The day of my final exam, I was pretty sick. Williams saw that I wasn’t feeling well and, though he had brought bagels and orange juice for the class to enjoy after the test, personally brought me a cup and left it on my desk and told me to feel better. I know it’s a very small gesture, but in the world of academia, and the world of politics, thats something that has still stood out to me since 2011*. Just a simple act of kindness. And he was a kind man.
I never bring my computer with me when I’m going on vacation, so I’ve been MIA while celebrating Thanksgiving with my family (their home also does not have WiFi). I missed this announcement from Katie Miller about the birth of her son:
While the main tweet announcing the newborn baby had nearly 26,000 “likes” by 2 PM on Tuesday, none of the top replies were rejoicing.
Of note: some liberals can’t even celebrate this birth because they are such staunch believers in intergenerational sin, that they believe Stephen and Katie Miller’s baby is born evil because they disagree with the parents’ politics.
Which proves, again, some conservatives just don’t get it, and are so very desperate to be accepted by the Washington Post crowd… which will never accept them. Now they’re also seeking employees from the Washington Post’s breed of conservatives, so, hopefully, the Washington Post runs their think pieces one day.
“Coming from the world he writes about, Williamson understands it in a way that most commentators on American politics and culture simply can’t. In these sometimes savage and often hilarious essays, he takes readers on a wild tour of the wreckage of the American republic—the “white minstrel show” of right-wing grievance politics, progressive politicians addicted to gambling revenue, the culture of passive victimhood, and the reality of permanent poverty.
Unsparing yet never unsympathetic, Big White Ghetto provides essential insight into an enormous but forgotten segment of American society.
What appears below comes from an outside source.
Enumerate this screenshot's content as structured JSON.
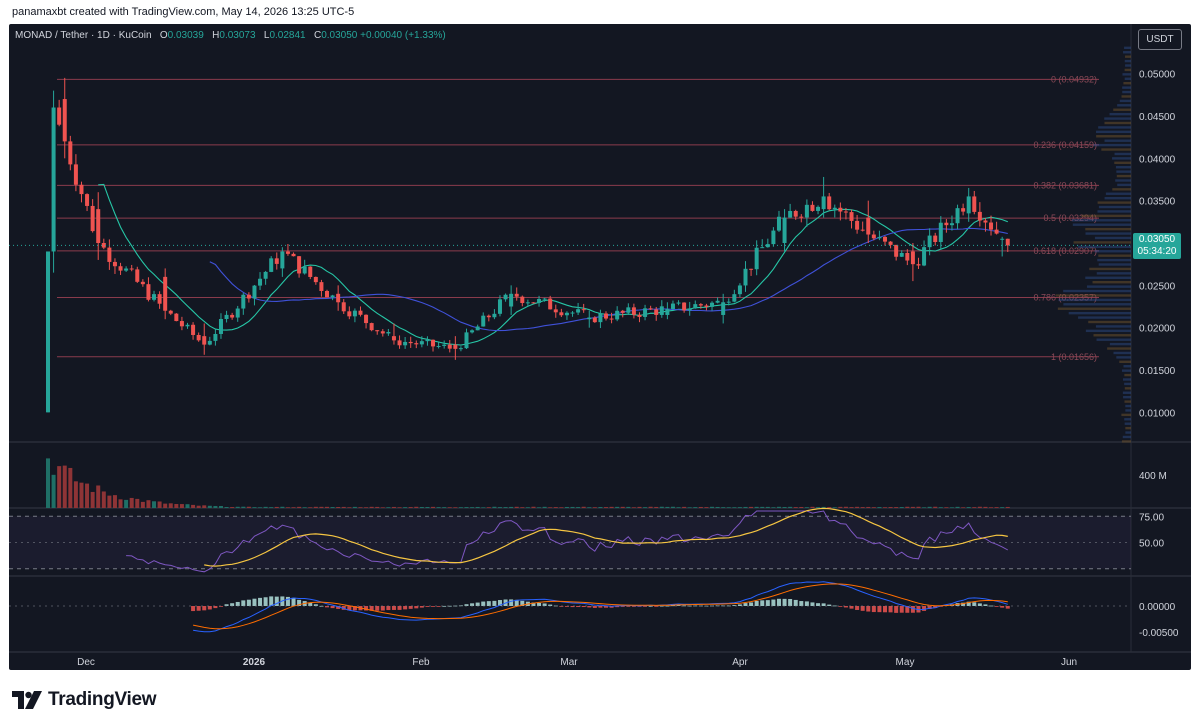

National Review’s roving and fiery correspondent, Kevin Williamson, is back and this time is taking a deep dive into the dysfunction of the white underclass, poverty, resentments politics, and everyone’s favorite, the Trump phenomenon. In this collection of some of his most popular pieces from National Review, Williamson gives a fresh take on what’s happening both within politics and everyday life across the country in a vibrant, eye-opening manner.”
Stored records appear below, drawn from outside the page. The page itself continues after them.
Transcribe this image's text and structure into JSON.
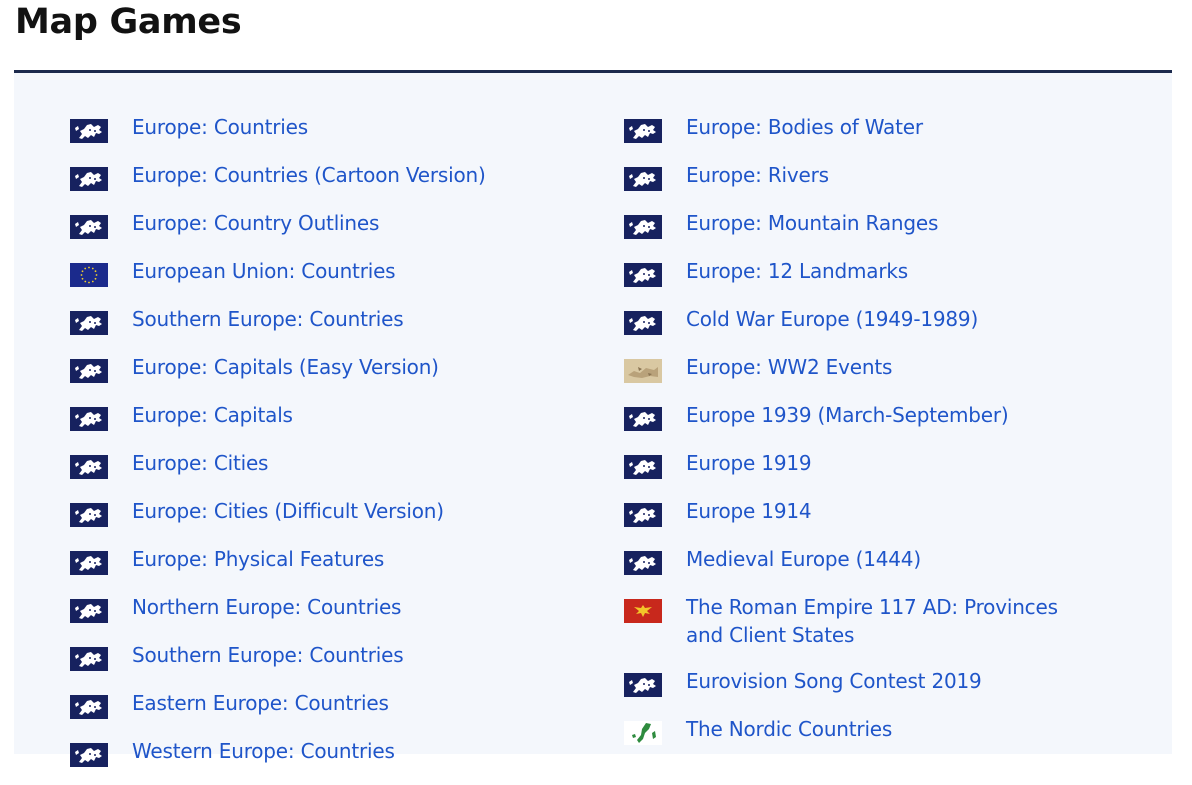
{
  "page": {
    "title": "Map Games"
  },
  "colors": {
    "link": "#1f55c9",
    "panel_bg": "#f4f7fc",
    "rule": "#1c2a4d",
    "title": "#121212"
  },
  "left_column": [
    {
      "label": "Europe: Countries",
      "icon": "europe-map-icon"
    },
    {
      "label": "Europe: Countries (Cartoon Version)",
      "icon": "europe-map-icon"
    },
    {
      "label": "Europe: Country Outlines",
      "icon": "europe-map-icon"
    },
    {
      "label": "European Union: Countries",
      "icon": "eu-flag-icon"
    },
    {
      "label": "Southern Europe: Countries",
      "icon": "europe-map-icon"
    },
    {
      "label": "Europe: Capitals (Easy Version)",
      "icon": "europe-map-icon"
    },
    {
      "label": "Europe: Capitals",
      "icon": "europe-map-icon"
    },
    {
      "label": "Europe: Cities",
      "icon": "europe-map-icon"
    },
    {
      "label": "Europe: Cities (Difficult Version)",
      "icon": "europe-map-icon"
    },
    {
      "label": "Europe: Physical Features",
      "icon": "europe-map-icon"
    },
    {
      "label": "Northern Europe: Countries",
      "icon": "europe-map-icon"
    },
    {
      "label": "Southern Europe: Countries",
      "icon": "europe-map-icon"
    },
    {
      "label": "Eastern Europe: Countries",
      "icon": "europe-map-icon"
    },
    {
      "label": "Western Europe: Countries",
      "icon": "europe-map-icon"
    }
  ],
  "right_column": [
    {
      "label": "Europe: Bodies of Water",
      "icon": "europe-map-icon"
    },
    {
      "label": "Europe: Rivers",
      "icon": "europe-map-icon"
    },
    {
      "label": "Europe: Mountain Ranges",
      "icon": "europe-map-icon"
    },
    {
      "label": "Europe: 12 Landmarks",
      "icon": "europe-map-icon"
    },
    {
      "label": "Cold War Europe (1949-1989)",
      "icon": "europe-map-icon"
    },
    {
      "label": "Europe: WW2 Events",
      "icon": "ww2-map-icon"
    },
    {
      "label": "Europe 1939 (March-September)",
      "icon": "europe-map-icon"
    },
    {
      "label": "Europe 1919",
      "icon": "europe-map-icon"
    },
    {
      "label": "Europe 1914",
      "icon": "europe-map-icon"
    },
    {
      "label": "Medieval Europe (1444)",
      "icon": "europe-map-icon"
    },
    {
      "label": "The Roman Empire 117 AD: Provinces and Client States",
      "icon": "roman-eagle-icon"
    },
    {
      "label": "Eurovision Song Contest 2019",
      "icon": "europe-map-icon"
    },
    {
      "label": "The Nordic Countries",
      "icon": "nordic-map-icon"
    }
  ]
}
I guess he’s really gone in from his piece in 2016, called “Father-Fuhrer” (about Trump, of course), that had this real gem in it:
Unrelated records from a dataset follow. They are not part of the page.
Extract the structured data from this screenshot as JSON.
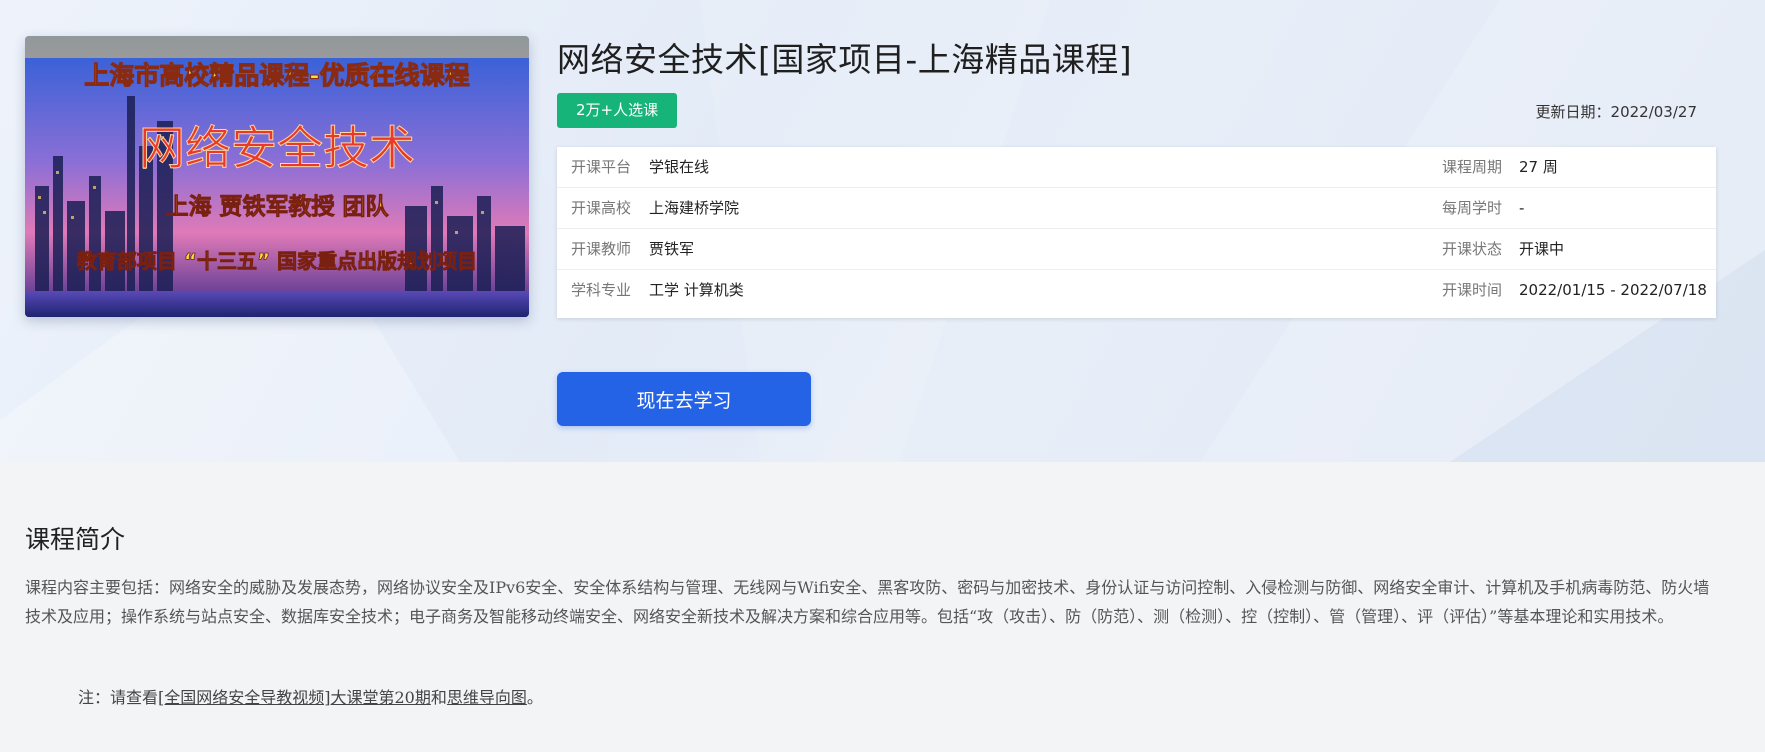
{
  "course": {
    "title": "网络安全技术[国家项目-上海精品课程]",
    "enroll_badge": "2万+人选课",
    "update_date": "更新日期：2022/03/27",
    "study_button": "现在去学习"
  },
  "cover": {
    "line1": "上海市高校精品课程-优质在线课程",
    "line2": "网络安全技术",
    "line3": "上海 贾铁军教授 团队",
    "line4": "教育部项目 “十三五” 国家重点出版规划项目"
  },
  "info_rows": [
    {
      "label_left": "开课平台",
      "value_left": "学银在线",
      "label_right": "课程周期",
      "value_right": "27 周"
    },
    {
      "label_left": "开课高校",
      "value_left": "上海建桥学院",
      "label_right": "每周学时",
      "value_right": "-"
    },
    {
      "label_left": "开课教师",
      "value_left": "贾铁军",
      "label_right": "开课状态",
      "value_right": "开课中"
    },
    {
      "label_left": "学科专业",
      "value_left": "工学 计算机类",
      "label_right": "开课时间",
      "value_right": "2022/01/15 - 2022/07/18"
    }
  ],
  "intro": {
    "heading": "课程简介",
    "body": "课程内容主要包括：网络安全的威胁及发展态势，网络协议安全及IPv6安全、安全体系结构与管理、无线网与Wifi安全、黑客攻防、密码与加密技术、身份认证与访问控制、入侵检测与防御、网络安全审计、计算机及手机病毒防范、防火墙技术及应用；操作系统与站点安全、数据库安全技术；电子商务及智能移动终端安全、网络安全新技术及解决方案和综合应用等。包括“攻（攻击）、防（防范）、测（检测）、控（控制）、管（管理）、评（评估）”等基本理论和实用技术。",
    "note_prefix": "注：请查看",
    "note_link1": "[全国网络安全导教视频]大课堂第20期",
    "note_mid": "和",
    "note_link2": "思维导向图",
    "note_suffix": "。"
  },
  "colors": {
    "badge_green": "#17b47a",
    "button_blue": "#2563e6"
  }
}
“If you spend time in hardscrabble, white upstate New York, or eastern Kentucky, or my own native West Texas, and you take an honest look at the welfare dependency, the drug and alcohol addiction, the family anarchy — which is to say, the whelping of human children with all the respect and wisdom of a stray dog — you will come to an awful realization. It wasn’t Beijing. It wasn’t even Washington, as bad as Washington can be. It wasn’t immigrants from Mexico, excessive and problematic as our current immigration levels are. It wasn’t any of that.
Nothing happened to them. There wasn’t some awful disaster. There wasn’t a war or a famine or a plague or a foreign occupation. Even the economic changes of the past few decades do very little to explain the dysfunction and negligence — and the incomprehensible malice — of poor white America. So the gypsum business in Garbutt ain’t what it used to be. There is more to life in the 21st century than wallboard and cheap sentimentality about how the Man closed the factories down.
The truth about these dysfunctional, downscale communities is that they deserve to die. Economically, they are negative assets. Morally, they are indefensible. Forget all your cheap theatrical Bruce Springsteen crap. Forget your sanctimony about struggling Rust Belt factory towns and your conspiracy theories about the wily Orientals stealing our jobs. Forget your goddamned gypsum, and, if he has a problem with that, forget Ed Burke, too. The white American underclass is in thrall to a vicious, selfish culture whose main products are misery and used heroin needles. Donald Trump’s speeches make them feel good. So does OxyContin. What they need isn’t analgesics, literal or political. They need real opportunity, which means that they need real change, which means that they need U-Haul.